• _Task description_:
Report each line from the entries in which "kind" can be found.

── Exercise materials ──

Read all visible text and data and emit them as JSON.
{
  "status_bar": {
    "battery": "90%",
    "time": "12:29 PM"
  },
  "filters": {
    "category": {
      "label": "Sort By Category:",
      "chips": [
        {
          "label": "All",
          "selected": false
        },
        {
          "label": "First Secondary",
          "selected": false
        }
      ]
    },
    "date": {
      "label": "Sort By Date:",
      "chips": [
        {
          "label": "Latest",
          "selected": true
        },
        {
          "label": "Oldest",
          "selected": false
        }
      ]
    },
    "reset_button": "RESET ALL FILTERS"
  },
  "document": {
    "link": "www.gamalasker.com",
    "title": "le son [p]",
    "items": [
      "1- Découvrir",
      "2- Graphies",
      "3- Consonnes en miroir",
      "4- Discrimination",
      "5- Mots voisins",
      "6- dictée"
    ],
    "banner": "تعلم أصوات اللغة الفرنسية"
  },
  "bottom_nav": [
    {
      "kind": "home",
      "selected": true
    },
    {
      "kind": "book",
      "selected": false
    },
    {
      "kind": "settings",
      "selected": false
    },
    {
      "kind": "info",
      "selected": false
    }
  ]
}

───

• _Response_:
      "kind": "home",
      "kind": "book",
      "kind": "settings",
      "kind": "info",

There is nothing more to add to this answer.